11

What is the recovery movement?

Movements such as AA, run by non-professionals relying primarily on insider knowledge. Sharing stories etc.

12

What's the difference between the consumer/survivor approach to mental illness and the medical model?

Medical model focuses on mental health problems as illnesses – diagnosis of pathology, treatment, symptom resolution and a return to former state of functioning.

Recovery paradigm focuses on the person, not simply the symptoms, and emphasises empowerment and self-management across the lifespan. Idea that mental illness and recovery can transform you. Don't have to get rid of symptoms (e.g., hearing voices).

13

What did Rhodes report about having families with AN sufferer talk to survivor family pre-treatment?

Increased efficacy of treatment by 2%.

14

Does the recovery movement advocate giving up medication?

No, says Roberts and Wolfson (2004).

15

What are Arthur W. Frank's 3 typologies of illness narrative?

1. Restitution – illness is transitory. Expect reversion to previous functioning.
2. Chaos – despair, lack of control, overwhelmed by illness.
3. Quest – illness accepted and incorporated as part of life story.

16

What are Arthur W. Frank's 3 kinds of Quest illness narrative?

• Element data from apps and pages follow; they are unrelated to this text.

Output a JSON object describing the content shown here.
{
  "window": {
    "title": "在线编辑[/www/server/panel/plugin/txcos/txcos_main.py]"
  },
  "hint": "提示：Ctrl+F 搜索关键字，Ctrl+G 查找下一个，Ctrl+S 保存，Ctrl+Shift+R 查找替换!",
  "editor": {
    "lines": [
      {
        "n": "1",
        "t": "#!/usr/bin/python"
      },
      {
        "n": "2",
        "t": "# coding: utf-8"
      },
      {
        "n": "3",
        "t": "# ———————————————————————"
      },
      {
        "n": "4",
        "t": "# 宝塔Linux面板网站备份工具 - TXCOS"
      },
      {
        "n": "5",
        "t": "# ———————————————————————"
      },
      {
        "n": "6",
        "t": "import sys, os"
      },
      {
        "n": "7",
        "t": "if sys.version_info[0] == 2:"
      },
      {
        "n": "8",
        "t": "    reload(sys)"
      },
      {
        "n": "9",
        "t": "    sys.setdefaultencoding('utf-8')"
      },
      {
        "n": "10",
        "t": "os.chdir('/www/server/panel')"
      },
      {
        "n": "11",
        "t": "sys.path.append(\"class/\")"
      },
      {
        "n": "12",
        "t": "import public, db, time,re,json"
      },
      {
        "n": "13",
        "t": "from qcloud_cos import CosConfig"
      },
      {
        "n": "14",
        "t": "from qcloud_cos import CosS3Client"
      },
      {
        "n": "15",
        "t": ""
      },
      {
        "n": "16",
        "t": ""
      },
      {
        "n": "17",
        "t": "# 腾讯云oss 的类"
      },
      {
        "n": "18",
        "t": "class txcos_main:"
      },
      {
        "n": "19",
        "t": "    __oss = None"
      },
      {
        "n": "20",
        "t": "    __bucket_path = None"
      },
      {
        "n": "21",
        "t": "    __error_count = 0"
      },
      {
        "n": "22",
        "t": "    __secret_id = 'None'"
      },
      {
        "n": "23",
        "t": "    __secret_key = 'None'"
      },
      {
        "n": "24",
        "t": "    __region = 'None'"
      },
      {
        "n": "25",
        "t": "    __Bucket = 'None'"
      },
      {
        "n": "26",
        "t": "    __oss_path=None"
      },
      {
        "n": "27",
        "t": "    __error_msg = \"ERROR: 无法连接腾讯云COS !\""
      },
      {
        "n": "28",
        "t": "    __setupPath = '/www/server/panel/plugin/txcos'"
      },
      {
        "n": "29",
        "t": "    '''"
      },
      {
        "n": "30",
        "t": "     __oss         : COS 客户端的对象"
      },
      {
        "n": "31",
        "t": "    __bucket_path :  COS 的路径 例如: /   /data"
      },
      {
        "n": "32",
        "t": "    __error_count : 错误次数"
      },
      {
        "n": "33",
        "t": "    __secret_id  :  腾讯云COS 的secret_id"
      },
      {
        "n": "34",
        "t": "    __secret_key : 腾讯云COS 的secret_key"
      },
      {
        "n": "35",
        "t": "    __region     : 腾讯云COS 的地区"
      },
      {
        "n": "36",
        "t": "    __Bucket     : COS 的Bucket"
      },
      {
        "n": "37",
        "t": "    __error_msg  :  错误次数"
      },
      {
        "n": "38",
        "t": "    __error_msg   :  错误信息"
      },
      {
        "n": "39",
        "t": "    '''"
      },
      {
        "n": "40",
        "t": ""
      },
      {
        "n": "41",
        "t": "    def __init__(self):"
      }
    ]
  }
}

1. Quest memoir – accept illness stoically. No insight gained from experience.
2. Quest manifesto – demands for social reform or action. Insight gained.
3. Quest automythology – change of character, rebirth, transformation

17

What is Kenneth Gergen's idea of the 'relational self' (2009)?

There is no such thing as an autonomous, isolated self. What is commonly viewed as the individual subject is the common intersection of multiple relationships. (Relational Being)

18

What is Gergen's riff on Descartes' cogito?

I am linked therefore I am.

19

What is the Hearing Voices movement?

A consumer/recovery movement for psychotics, which normalises hearing voices, interpreting them as a manifestation of solvable emotional problems.

20

What are the three phases of recovery in the Hearing Voices movement suggested by Romme and Escher (1993)?

1. Startling – shock, trying to push the voices away
2. Organisation – employing strategies to deal with the voices, placing boundaries...
3. Stabilisation – integrating the voices into life, recognise them as 'part of me'

21

How is anti-psychotic medication regarded in the Hearing Voices movement?

As a form of repression – silencing the voices, rather than making sense of them. Individuals should be taught to lean in to the voices rather than lean away.

22

What two recovery typologies were revealed by Dejager, Rhodes et al. (2014)?

After a period of despair/exhaustion...
1) turning toward/empowerment: normalising voices, integration into daily life, transformation of identity
2) turning away/protective hibernation: harnessing all available resources to survive the experience, with importance of medication emphasised.

23

Why is it important for voice hearers to understand where the voices come from?

Unless meaning is attributed to voices, hard to establish relationship with them and feel in control.

24

What do the voices of psychotics express, according to Rhodes?

Voices express what the voice hearers are feeling or thinking – e.g. fear, aggression. The feelings are important, not the voices.

25

What is Open Dialogue or Network Therapy for psychosis? (Seikkula, 2006)

Upon first presentation of psychosis, intensive engagement with the client and whole community. Hold meetings where focus on polyphonic dialogue, including the heard voices of the psychotic.

26

Why is Conduct Disorder a dodgy diagnosis?

It's just a description of behaviour (it doesn't suggest any internal dysfunction).

27

How is Judith Herman's beef with Borderline Personality Disorder, and how should it be more accurately named?

BPD sufferers are people whose trust has been so broken – through various kinds of trauma – that they don’t feel safe in relationships. Judith Herman claims Complex PTSD is a more valid description.

28

What are the treatment results for Open Dialogue therapy?

At 5-year follow-up, 80% of those who experienced acute psychosis for the first time had experienced functional recovery. I.e. they were working, studying or looking for a job and not on disability. Roughly 80% of these were asymptomatic and not on medication.